When Bauer got done beating the Brewers with eight dominant innings on short rest Wednesday, he was asked whether he’d done enough to win the Cy Young.
“I don’t know how you could see it any other way,” Bauer said — which helped the decision about as much as Ross’ response.
As far as Darvish (8-3) is concerned, he told the same voter two weeks ago to “stop asking me” about the award.
Obviously, it was OK to ask after his final start, on Friday?
“No,” Darvish said.
Even though he won’t start again until the playoffs and the votes are due before then?
“The season’s still not over,” he said. “I could pitch one more game.”
If he’s going to let his pitching talk for him, Darvish will have plenty to say about October if it looks anything like it did Friday, when he said he regained the feel for his cutter — and regained the dominance that made him the league’s Pitcher of the Month in August.
“I have to just keep pitching like I did today,” said Darvish, who ran off seven straight starts allowing one run or none until a three-start stretch that included two losses and a 4.26 ERA — before Friday.
He’s lined up for what’s likely a Game 2 playoff start behind Kyle Hendricks, but the Cubs also have the flexibility to manipulate the order since Wednesday’s opener would fall on Darvish’s natural fifth day.
Either way, that’s still not as tough a choice as the Cy Young will be this year — with Atlanta’s Max Fried, the Mets’ Jacob deGrom and Dodgers’ Clayton Kershaw among those worth considering on a five-man ballot.
Of course, the bottom of all this Cy Young talk for the Cubs is just another way of saying they have at least a puncher’s chance for a deep October run with a starter of that caliber near the front of the playoff rotation — even with a lineup that has struggled all year (Friday’s homer parade notwithstanding).
“I thought he was really sharp today,” said Ross, who on Friday was back to watching the pitcher he called a “stud” and stopper and “elite” earlier this season.
In fact, Friday’s victory was Darvish’s fifth after a Cubs loss — allowing just one run in 33 combined innings in those starts (0.27 ERA).
And FanGraphs has him ranked first in the National League in pitching WAR after Friday, his 76 innings second only to teammate Kyle Hendricks’ 81 1/3. And he’s striking out 11.1 per nine innings with only 14 walks in the 12 starts.
“This season is different than a usual season,” he said of the pandemic-shortened season that has required more than 40 individual tests for COVID-19 among the mandatory safety protocols. “But for me, I don’t feel any difference.
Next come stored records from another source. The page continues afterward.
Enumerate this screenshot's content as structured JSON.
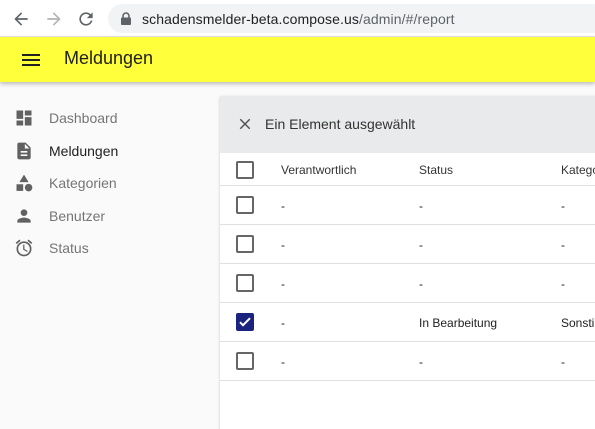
{
  "browser": {
    "url_domain": "schadensmelder-beta.compose.us",
    "url_path": "/admin/#/report"
  },
  "appbar": {
    "title": "Meldungen"
  },
  "sidebar": {
    "items": [
      {
        "label": "Dashboard",
        "icon": "dashboard-icon",
        "active": false
      },
      {
        "label": "Meldungen",
        "icon": "document-icon",
        "active": true
      },
      {
        "label": "Kategorien",
        "icon": "category-icon",
        "active": false
      },
      {
        "label": "Benutzer",
        "icon": "person-icon",
        "active": false
      },
      {
        "label": "Status",
        "icon": "alarm-icon",
        "active": false
      }
    ]
  },
  "bulk": {
    "text": "Ein Element ausgewählt"
  },
  "table": {
    "columns": [
      "Verantwortlich",
      "Status",
      "Katego"
    ],
    "rows": [
      {
        "checked": false,
        "cells": [
          "-",
          "-",
          "-"
        ]
      },
      {
        "checked": false,
        "cells": [
          "-",
          "-",
          "-"
        ]
      },
      {
        "checked": false,
        "cells": [
          "-",
          "-",
          "-"
        ]
      },
      {
        "checked": true,
        "cells": [
          "-",
          "In Bearbeitung",
          "Sonsti"
        ]
      },
      {
        "checked": false,
        "cells": [
          "-",
          "-",
          "-"
        ]
      }
    ]
  },
  "colors": {
    "appbar": "#ffff3b",
    "checkbox_checked": "#1a237e"
  }
}
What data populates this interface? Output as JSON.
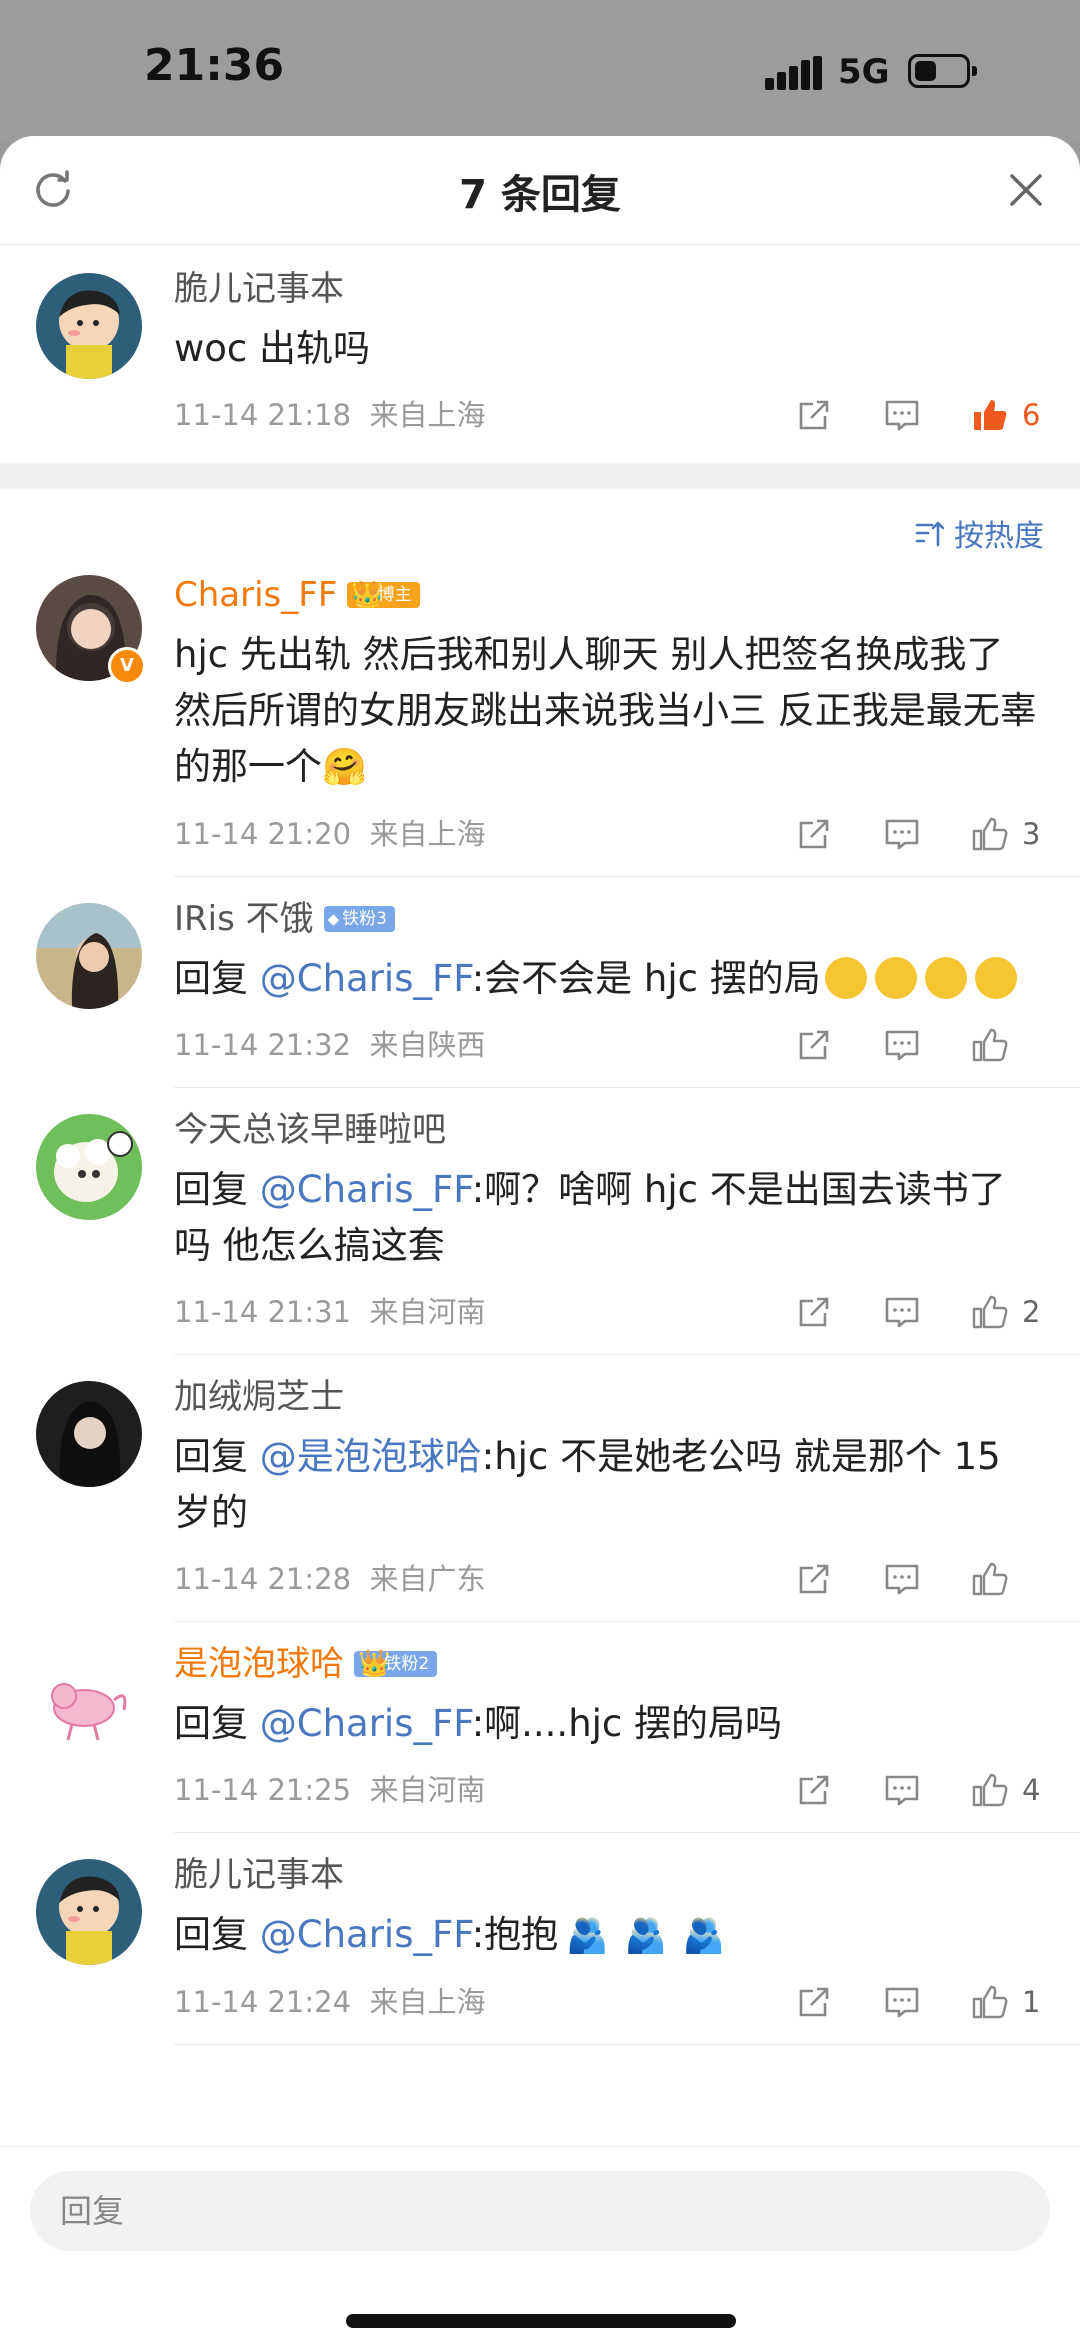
{
  "status": {
    "time": "21:36",
    "network": "5G"
  },
  "sheet": {
    "title": "7 条回复"
  },
  "main_comment": {
    "username": "脆儿记事本",
    "text": "woc 出轨吗",
    "date": "11-14 21:18",
    "location": "来自上海",
    "likes": "6"
  },
  "sort_label": "按热度",
  "replies": [
    {
      "username": "Charis_FF",
      "badge": "博主",
      "text": "hjc 先出轨 然后我和别人聊天 别人把签名换成我了 然后所谓的女朋友跳出来说我当小三 反正我是最无辜的那一个",
      "emoji": "🤗",
      "date": "11-14 21:20",
      "location": "来自上海",
      "likes": "3"
    },
    {
      "username": "IRis 不饿",
      "badge": "铁粉3",
      "reply_prefix": "回复 ",
      "mention": "@Charis_FF",
      "text": ":会不会是 hjc 摆的局",
      "date": "11-14 21:32",
      "location": "来自陕西",
      "likes": ""
    },
    {
      "username": "今天总该早睡啦吧",
      "reply_prefix": "回复 ",
      "mention": "@Charis_FF",
      "text": ":啊？啥啊 hjc 不是出国去读书了吗 他怎么搞这套",
      "date": "11-14 21:31",
      "location": "来自河南",
      "likes": "2"
    },
    {
      "username": "加绒焗芝士",
      "reply_prefix": "回复 ",
      "mention": "@是泡泡球哈",
      "text": ":hjc 不是她老公吗 就是那个 15 岁的",
      "date": "11-14 21:28",
      "location": "来自广东",
      "likes": ""
    },
    {
      "username": "是泡泡球哈",
      "badge": "铁粉2",
      "reply_prefix": "回复 ",
      "mention": "@Charis_FF",
      "text": ":啊....hjc 摆的局吗",
      "date": "11-14 21:25",
      "location": "来自河南",
      "likes": "4"
    },
    {
      "username": "脆儿记事本",
      "reply_prefix": "回复 ",
      "mention": "@Charis_FF",
      "text": ":抱抱",
      "emoji": "🫂",
      "date": "11-14 21:24",
      "location": "来自上海",
      "likes": "1"
    }
  ],
  "input": {
    "placeholder": "回复"
  },
  "colors": {
    "accent": "#4a78c0",
    "orange": "#f0790a",
    "like_red": "#ef5a1c"
  }
}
I felt great my first [eight] starts and the last three didn’t feel good. But the last start of the season I felt very great.
“I’m happy for everything this season.”
Even for his manager’s Cy Young support. Even if it came with a little sarcasm.
“Yeah,” he said, with apparent deadpan humor behind his mask during the Zoom session. “I’m so happy.”